HONORS SPANISH 369: EARLY MODERN SPANISH LITERATURE AND CULTURE

The Spanish comedia is an innovative type of drama that attracted large and socially diverse audiences to the theaters of 17th-century Spain. Its universal topics – the effects of power, honor and love, among others – made this genre very popular and are still applicable to us today.

Following the tradition of keeping the Spanish comedia alive, students in assistant professor Dr. Glenda Y. Nieto-Cuebas’ Spanish 369 honors course, adapted and produced scenes from plays written by renowned playwrights of the Spanish Golden Age.

This project was designed to promote students’ understanding of the analysis, adaptation and performance of the Spanish comedia. Throughout the semester, students worked in groups that they called familias(“families” in Spanish). Each familia was assigned a different comedia from the ones discussed in class:The Trickster of Seville (Tirso de Molina), Life is a Dream (Pedro Calderón de la Barca), The Dog in the Manger, or The Foolish Girl (Lope de Vega). Students abridged the three-act plays into shorter versions for a 15-minute performance. After adapting the scripts, they learned their parts and rehearsed for the final show. At the end of the semester, they performed their adaptations before a large audience from the OWU community.
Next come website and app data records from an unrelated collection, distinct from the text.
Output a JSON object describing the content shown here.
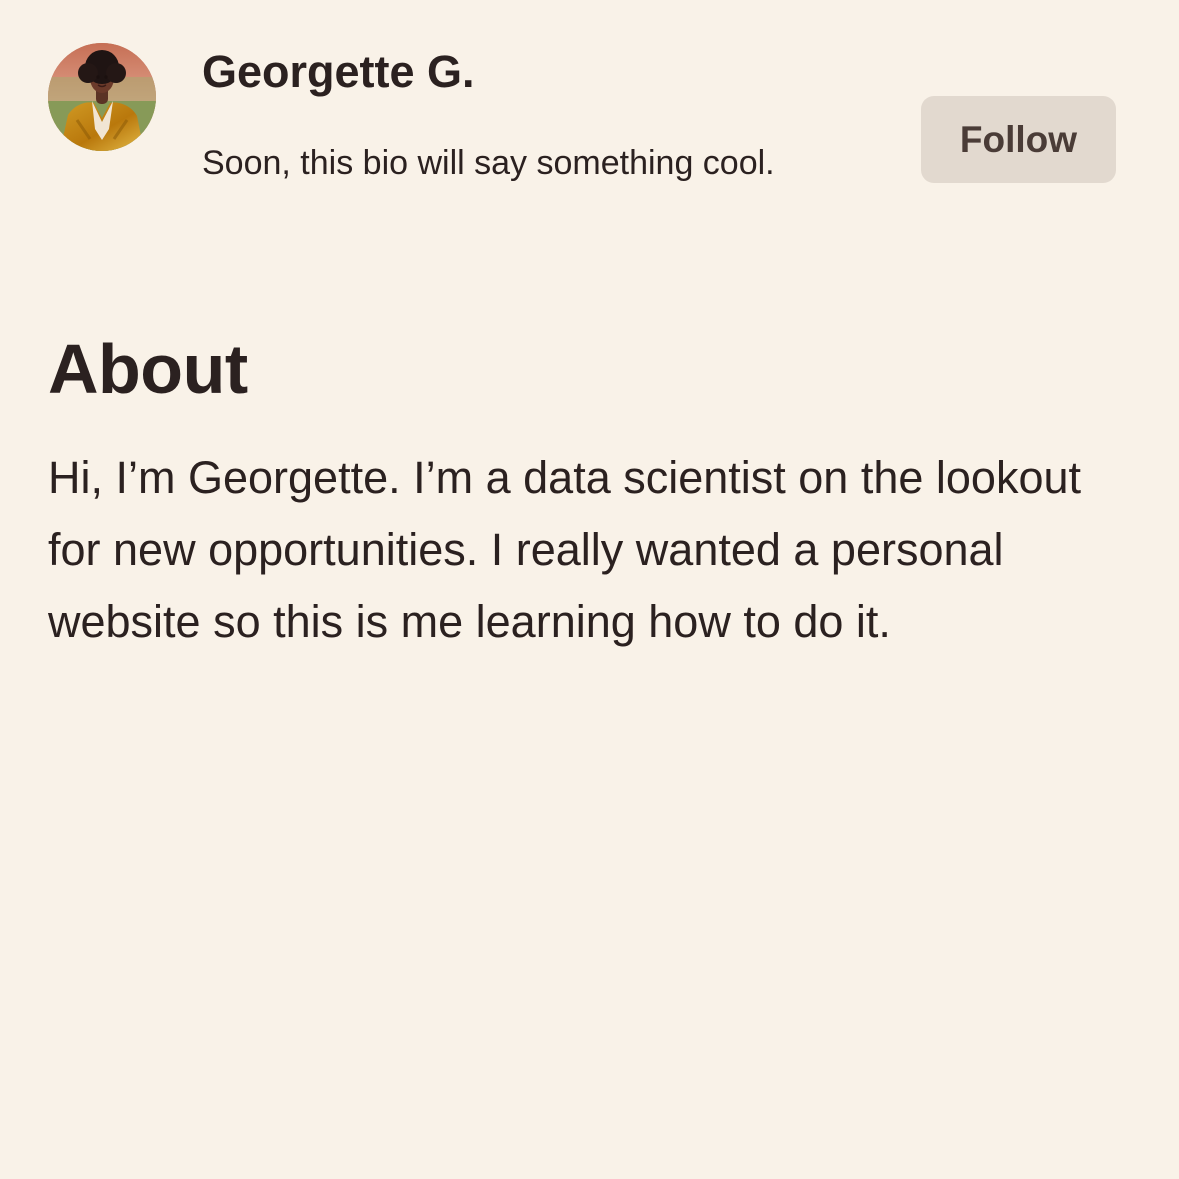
{
  "profile": {
    "avatar_icon": "profile-photo",
    "name": "Georgette G.",
    "bio": "Soon, this bio will say something cool.",
    "follow_label": "Follow"
  },
  "about": {
    "heading": "About",
    "text": "Hi, I’m Georgette. I’m a data scientist on the lookout for new opportunities. I really wanted a personal website so this is me learning how to do it."
  },
  "colors": {
    "background": "#f9f2e8",
    "text": "#2b2120",
    "button_background": "#e2d9cf",
    "button_text": "#4a3c37"
  }
}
Click here to view a gallery of photos from the project.

Quotes from Students Involved in the Project

“Working on this project was a great learning experience for me. It was definitely an amazing exercise in language acquisition; I became so much more confident in my vocabulary and pronunciation. This project gave me a deeper understating of all of the works that we read in class. Performing what we read helped me understand these works more deeply than I ever could have otherwise. Seeing these work performed live with my own two eyes, made them so much more relevant to me […] seeing all the people who came to see us was also really rewarding. Now that it’s all done, I feel like we worked really hard and accomplished something to be proud of. I know I will never forget this project, and it will be something I’ll look back on fondly!”

“I found it really powerful that we performed plays in the same manner that people would have performed them during the Golden Age […] After performing I was amazed at how great I felt! I felt more confident with the course content (Spanish Golden Age Theater) but I also felt as if I had experienced personal growth. I made strides in the areas of public speaking and collaborating with others. Overall, I think this experience was fun, informative, and allowed for the accomplishment of curricular and personal goals. I had a great time and will miss the class in the coming semester!”

“In terms of understanding the [Spanish] comedia and the educational aspect, the project was immensely helpful. Understanding having to play multiple roles as well as quick changes in costumes gave me a better sense of the inner-workings of a comedia during the early modern period in Spain […] The process, although not identical, was in some ways similar to that of an actual [theater] troupe from that time. In addition, bringing to life the play and its nuances in our own adaptation brought new meaning to a number of lines as well as the themes and concepts we studied in class about our particular comedias.”

“I learned more than just our comedia’s plot and my character’s lines. I felt as though I have a better understanding of the underlying message of the comedia as well as the emotion put into the writing. I did not understand the emotion until we had started performing […] Reading plays in the Spanish language was like getting a glimpse of the human nature that we all know from a different perspective, therefore being able to understand humanity a little better.”